Challenge: In order to remain compliant on DOT-funded municipality projects, the public works department in the City of Meriden used a robust Four Volume method that often led to time-consuming project slowdowns.
Solution: In order to streamline this process, Director of Public Works Howard Weissberg, P.E., and his team vetted a number of software solutions and landed on Appia® for construction administration and inspection.
Results: Piloting Appia on the large Pratt Street Traffic Improvement project led to improved project management
and data reporting, cost savings, and more time for inspectors in the field.
Howard Weissberg, P.E., is the Director of Public Works for the City of Meriden, a town of about 60,000 in Connecticut, not far from New Haven. Responsible for infrastructure management and capital projects like paving, culvert installation, signal replacement, etc., many of the Public Works projects are funded by the state DOT. To manage these projects, Weissberg and his team use the required, paper-based Four Volume method that includes daily work reports, contract items, quantity computations, and miscellaneous contract data. While Weissberg recognized the value of the consistent, well-documented method, the cons kept piling up: duplication of effort, greater opportunity for errors, long term storage, auditing challenges, etc. It quickly became clear that a software solution would allow the City of Meriden to remain compliant while streamlining their existing process.

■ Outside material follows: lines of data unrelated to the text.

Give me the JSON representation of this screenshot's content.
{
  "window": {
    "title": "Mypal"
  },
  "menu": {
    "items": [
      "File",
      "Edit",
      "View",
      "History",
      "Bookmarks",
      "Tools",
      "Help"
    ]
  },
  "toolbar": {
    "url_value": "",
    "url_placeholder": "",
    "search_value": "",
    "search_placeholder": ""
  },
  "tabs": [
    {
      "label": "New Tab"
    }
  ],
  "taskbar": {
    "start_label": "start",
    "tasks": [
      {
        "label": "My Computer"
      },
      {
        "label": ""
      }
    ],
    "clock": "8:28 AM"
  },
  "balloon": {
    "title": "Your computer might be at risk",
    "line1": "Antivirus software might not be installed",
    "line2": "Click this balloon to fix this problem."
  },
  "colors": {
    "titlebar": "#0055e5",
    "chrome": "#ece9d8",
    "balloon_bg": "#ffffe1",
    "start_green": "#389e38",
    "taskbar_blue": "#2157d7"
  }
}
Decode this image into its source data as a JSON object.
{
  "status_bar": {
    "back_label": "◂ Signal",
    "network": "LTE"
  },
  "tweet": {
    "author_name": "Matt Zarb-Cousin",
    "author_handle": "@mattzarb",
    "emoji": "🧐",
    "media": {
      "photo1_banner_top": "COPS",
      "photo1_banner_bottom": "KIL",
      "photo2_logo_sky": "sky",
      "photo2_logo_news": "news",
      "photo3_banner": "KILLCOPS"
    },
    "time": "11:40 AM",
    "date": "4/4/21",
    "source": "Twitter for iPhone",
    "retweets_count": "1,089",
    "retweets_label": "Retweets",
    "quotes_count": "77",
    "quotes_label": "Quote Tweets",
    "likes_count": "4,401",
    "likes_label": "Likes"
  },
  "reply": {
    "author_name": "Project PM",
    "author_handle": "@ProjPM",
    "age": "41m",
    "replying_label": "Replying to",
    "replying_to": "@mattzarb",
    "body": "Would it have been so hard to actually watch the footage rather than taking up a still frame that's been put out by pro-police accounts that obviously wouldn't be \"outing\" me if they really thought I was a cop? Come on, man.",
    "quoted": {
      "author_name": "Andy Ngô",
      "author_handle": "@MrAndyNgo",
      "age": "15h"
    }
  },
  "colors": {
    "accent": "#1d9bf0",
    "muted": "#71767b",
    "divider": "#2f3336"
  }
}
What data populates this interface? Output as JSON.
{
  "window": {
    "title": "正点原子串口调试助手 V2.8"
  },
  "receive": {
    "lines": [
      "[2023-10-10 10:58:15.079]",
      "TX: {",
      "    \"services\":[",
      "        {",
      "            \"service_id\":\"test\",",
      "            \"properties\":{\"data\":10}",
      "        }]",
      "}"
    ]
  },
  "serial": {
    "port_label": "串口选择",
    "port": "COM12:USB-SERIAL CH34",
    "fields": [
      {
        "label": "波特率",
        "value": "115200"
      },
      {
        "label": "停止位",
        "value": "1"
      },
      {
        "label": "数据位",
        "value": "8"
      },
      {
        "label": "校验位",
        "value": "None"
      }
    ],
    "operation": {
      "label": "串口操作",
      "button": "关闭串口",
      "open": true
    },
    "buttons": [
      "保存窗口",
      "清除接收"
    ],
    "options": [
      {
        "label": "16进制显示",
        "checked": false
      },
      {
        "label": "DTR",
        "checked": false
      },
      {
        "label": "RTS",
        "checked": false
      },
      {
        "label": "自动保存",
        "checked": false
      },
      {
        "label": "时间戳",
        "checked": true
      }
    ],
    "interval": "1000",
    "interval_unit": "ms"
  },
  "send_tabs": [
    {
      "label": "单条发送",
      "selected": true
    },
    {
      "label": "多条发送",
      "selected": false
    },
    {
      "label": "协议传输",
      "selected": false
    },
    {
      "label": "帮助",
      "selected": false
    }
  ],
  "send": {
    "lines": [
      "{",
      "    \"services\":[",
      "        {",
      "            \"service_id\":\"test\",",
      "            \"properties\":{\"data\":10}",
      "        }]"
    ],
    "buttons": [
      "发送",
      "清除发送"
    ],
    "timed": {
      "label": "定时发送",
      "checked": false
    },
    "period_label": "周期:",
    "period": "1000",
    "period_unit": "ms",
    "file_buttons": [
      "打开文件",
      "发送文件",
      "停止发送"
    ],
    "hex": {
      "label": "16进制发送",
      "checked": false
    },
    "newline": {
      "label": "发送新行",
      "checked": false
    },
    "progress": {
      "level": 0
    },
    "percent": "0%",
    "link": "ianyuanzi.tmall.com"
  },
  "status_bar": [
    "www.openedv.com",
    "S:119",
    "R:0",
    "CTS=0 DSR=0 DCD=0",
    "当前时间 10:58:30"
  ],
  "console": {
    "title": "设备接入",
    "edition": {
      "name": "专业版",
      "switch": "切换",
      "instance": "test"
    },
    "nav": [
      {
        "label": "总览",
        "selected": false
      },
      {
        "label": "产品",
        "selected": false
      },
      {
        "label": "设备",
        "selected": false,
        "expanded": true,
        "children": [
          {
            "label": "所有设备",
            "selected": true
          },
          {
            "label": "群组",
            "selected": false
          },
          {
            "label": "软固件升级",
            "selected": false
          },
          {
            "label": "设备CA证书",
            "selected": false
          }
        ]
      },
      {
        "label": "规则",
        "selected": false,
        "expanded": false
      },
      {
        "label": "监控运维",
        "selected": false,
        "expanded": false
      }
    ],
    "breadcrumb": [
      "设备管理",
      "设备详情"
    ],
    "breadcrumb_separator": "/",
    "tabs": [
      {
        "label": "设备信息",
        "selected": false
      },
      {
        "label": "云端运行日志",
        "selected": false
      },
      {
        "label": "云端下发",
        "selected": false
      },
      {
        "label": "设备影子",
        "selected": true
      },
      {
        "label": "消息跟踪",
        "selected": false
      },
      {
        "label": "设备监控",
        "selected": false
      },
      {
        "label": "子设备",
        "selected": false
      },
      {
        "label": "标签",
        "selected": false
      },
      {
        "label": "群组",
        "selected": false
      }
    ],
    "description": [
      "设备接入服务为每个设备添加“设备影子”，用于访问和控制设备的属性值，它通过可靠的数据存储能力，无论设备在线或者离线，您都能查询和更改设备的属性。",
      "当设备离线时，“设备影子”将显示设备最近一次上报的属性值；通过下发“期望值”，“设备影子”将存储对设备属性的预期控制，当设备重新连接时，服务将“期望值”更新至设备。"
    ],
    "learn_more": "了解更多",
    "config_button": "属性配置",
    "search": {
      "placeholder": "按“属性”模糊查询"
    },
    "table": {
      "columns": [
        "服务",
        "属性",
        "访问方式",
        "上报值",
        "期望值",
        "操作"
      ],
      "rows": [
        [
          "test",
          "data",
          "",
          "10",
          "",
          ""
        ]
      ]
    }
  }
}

The next step? Embracing e-construction innovation.
In recent years, the Federal Highway Administration (FHWA) has put an increasing focus on e-Construction solutions as a way to improve our nation’s infrastructure. To that end, State Transportation Innovation Councils (STICs) are set up in every state, with the purpose of providing STIC Grants to offset the costs of innovative practices in state transportation agencies. To fund their Appia implementation, the City of Meriden planned to take advantage of this savvy FHWA initiative.